▸ RECORDS TO USE
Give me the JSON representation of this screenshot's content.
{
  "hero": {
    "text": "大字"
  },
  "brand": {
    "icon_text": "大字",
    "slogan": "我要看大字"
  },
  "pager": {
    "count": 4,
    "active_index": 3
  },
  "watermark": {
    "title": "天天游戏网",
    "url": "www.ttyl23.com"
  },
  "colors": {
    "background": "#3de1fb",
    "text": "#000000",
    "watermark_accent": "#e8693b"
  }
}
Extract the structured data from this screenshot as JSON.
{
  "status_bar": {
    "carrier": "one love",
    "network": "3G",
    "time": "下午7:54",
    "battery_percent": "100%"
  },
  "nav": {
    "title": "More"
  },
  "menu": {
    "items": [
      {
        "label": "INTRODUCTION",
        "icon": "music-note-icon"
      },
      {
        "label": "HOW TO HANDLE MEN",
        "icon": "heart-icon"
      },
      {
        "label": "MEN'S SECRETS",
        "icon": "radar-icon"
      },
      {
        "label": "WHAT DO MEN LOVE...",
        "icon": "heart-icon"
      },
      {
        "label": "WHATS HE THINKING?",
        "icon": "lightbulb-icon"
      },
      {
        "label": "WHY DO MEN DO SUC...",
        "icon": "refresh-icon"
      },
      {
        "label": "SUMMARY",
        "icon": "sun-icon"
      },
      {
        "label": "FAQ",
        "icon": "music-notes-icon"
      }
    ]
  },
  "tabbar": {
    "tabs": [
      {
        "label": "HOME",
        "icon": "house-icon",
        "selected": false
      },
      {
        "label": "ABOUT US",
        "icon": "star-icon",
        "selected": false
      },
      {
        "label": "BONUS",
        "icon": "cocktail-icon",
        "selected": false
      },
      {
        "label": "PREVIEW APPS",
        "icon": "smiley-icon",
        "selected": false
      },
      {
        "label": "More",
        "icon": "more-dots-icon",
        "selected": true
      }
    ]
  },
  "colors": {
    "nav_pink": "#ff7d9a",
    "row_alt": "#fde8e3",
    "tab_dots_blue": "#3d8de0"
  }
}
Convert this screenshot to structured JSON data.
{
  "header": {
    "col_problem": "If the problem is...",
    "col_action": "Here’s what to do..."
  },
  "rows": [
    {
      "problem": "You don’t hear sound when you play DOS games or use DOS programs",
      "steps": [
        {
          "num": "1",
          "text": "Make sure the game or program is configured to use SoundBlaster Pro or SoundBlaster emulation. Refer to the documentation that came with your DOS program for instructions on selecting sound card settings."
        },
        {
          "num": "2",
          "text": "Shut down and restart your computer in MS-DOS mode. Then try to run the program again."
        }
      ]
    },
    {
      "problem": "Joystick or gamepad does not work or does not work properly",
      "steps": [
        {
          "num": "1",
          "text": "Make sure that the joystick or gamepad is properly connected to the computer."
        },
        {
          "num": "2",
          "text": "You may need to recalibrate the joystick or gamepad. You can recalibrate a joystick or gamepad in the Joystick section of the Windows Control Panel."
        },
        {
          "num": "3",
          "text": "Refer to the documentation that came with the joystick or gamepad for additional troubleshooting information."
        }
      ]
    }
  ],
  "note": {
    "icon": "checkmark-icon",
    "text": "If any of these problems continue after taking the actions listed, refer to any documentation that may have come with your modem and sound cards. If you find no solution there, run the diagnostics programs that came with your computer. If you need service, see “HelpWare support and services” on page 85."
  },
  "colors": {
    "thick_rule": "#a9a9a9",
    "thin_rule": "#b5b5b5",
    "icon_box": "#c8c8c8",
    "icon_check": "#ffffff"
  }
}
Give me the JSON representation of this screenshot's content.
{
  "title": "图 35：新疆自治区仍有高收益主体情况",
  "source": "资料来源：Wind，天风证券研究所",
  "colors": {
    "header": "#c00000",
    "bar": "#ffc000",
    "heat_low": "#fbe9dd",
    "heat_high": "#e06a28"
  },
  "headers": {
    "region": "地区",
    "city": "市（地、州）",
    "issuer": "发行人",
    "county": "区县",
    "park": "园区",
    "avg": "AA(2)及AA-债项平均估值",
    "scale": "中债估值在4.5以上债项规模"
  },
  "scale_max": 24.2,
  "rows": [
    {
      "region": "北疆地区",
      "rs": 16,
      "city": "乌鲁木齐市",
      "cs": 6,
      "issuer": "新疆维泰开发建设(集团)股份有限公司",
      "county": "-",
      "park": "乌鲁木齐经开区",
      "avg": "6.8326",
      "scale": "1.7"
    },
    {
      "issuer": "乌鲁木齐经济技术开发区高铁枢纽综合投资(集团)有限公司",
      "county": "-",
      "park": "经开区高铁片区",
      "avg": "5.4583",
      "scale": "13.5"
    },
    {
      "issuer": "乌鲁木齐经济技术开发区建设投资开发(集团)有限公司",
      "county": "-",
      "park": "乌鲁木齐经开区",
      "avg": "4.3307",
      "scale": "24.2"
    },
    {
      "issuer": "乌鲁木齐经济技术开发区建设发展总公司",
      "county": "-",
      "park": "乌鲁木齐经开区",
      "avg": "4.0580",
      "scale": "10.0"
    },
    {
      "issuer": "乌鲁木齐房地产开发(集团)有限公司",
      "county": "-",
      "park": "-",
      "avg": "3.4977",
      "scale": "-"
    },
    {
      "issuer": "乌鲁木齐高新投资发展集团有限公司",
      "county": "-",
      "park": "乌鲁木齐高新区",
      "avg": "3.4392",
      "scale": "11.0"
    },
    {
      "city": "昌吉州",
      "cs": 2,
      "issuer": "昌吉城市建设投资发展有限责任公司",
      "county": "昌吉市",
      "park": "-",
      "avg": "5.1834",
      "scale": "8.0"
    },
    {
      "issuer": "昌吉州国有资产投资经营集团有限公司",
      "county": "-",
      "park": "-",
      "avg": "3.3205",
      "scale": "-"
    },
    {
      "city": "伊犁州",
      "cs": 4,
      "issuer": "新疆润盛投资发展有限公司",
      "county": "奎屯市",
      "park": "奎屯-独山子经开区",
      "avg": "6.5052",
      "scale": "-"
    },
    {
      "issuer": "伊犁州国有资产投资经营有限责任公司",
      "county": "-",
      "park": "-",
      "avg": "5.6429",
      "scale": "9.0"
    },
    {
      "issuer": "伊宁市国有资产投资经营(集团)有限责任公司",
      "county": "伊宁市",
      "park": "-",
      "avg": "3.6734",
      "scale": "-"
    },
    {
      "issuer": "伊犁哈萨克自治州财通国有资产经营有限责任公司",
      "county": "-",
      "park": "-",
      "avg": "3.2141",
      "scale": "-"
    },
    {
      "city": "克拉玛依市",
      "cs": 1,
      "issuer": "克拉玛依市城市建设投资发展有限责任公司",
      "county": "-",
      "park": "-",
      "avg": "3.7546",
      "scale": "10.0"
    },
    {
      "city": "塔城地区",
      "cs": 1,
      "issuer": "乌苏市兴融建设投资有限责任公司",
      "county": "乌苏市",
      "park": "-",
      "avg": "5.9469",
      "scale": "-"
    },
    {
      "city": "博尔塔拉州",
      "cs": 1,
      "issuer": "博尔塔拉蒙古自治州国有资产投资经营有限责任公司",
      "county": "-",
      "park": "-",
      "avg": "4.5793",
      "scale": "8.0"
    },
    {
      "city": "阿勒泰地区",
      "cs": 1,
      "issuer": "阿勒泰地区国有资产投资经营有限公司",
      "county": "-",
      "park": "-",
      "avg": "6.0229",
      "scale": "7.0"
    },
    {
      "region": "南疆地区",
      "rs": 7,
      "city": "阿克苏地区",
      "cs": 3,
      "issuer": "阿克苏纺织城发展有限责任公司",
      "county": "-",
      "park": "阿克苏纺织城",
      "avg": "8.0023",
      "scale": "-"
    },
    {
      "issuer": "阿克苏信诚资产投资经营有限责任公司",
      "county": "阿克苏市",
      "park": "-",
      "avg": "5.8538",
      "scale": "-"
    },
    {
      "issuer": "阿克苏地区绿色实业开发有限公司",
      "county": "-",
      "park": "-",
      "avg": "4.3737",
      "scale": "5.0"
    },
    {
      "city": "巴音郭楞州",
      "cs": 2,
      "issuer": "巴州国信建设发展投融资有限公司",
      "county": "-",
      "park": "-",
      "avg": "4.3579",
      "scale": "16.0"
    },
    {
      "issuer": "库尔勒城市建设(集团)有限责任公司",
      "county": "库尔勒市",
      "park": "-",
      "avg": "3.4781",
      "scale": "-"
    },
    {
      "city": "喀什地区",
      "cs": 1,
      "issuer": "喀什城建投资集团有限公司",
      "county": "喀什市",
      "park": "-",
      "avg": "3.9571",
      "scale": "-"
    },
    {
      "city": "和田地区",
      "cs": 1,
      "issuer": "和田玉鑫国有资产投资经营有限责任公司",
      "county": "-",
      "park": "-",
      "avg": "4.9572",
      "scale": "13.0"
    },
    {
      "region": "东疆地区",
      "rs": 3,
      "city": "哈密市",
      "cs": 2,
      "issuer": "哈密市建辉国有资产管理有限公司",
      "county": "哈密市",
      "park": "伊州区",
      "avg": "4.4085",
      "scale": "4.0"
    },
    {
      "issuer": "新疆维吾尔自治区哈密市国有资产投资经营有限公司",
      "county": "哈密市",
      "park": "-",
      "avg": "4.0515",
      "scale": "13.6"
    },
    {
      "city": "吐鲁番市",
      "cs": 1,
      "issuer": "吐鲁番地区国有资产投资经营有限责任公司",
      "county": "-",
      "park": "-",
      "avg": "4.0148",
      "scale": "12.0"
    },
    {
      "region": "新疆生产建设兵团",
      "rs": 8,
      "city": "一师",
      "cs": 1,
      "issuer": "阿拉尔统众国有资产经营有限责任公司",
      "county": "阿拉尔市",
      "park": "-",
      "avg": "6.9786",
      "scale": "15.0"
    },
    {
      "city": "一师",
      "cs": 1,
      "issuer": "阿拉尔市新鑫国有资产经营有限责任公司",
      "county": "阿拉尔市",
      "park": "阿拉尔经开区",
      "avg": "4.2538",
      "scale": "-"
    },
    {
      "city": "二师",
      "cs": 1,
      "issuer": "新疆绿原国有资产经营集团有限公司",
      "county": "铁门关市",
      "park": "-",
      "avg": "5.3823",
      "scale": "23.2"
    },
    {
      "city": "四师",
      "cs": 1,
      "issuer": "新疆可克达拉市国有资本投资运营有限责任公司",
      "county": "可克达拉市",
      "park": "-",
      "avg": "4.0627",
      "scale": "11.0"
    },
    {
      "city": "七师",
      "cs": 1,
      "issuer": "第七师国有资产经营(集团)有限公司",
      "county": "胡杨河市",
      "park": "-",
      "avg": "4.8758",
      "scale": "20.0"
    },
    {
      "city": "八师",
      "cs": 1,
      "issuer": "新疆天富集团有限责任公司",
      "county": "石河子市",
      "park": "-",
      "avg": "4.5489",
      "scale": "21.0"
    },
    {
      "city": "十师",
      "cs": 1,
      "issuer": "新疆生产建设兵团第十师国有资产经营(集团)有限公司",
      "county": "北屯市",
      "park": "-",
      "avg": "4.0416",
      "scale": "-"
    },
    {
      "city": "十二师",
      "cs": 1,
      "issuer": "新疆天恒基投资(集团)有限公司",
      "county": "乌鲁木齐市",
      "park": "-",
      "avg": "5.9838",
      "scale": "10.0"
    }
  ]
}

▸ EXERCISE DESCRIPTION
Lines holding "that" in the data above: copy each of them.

▸ RESULT
          "text": "Make sure the game or program is configured to use SoundBlaster Pro or SoundBlaster emulation. Refer to the documentation that came with your DOS program for instructions on selecting sound card settings."
          "text": "Make sure that the joystick or gamepad is properly connected to the computer."
          "text": "Refer to the documentation that came with the joystick or gamepad for additional troubleshooting information."
    "text": "If any of these problems continue after taking the actions listed, refer to any documentation that may have come with your modem and sound cards. If you find no solution there, run the diagnostics programs that came with your computer. If you need service, see “HelpWare support and services” on page 85."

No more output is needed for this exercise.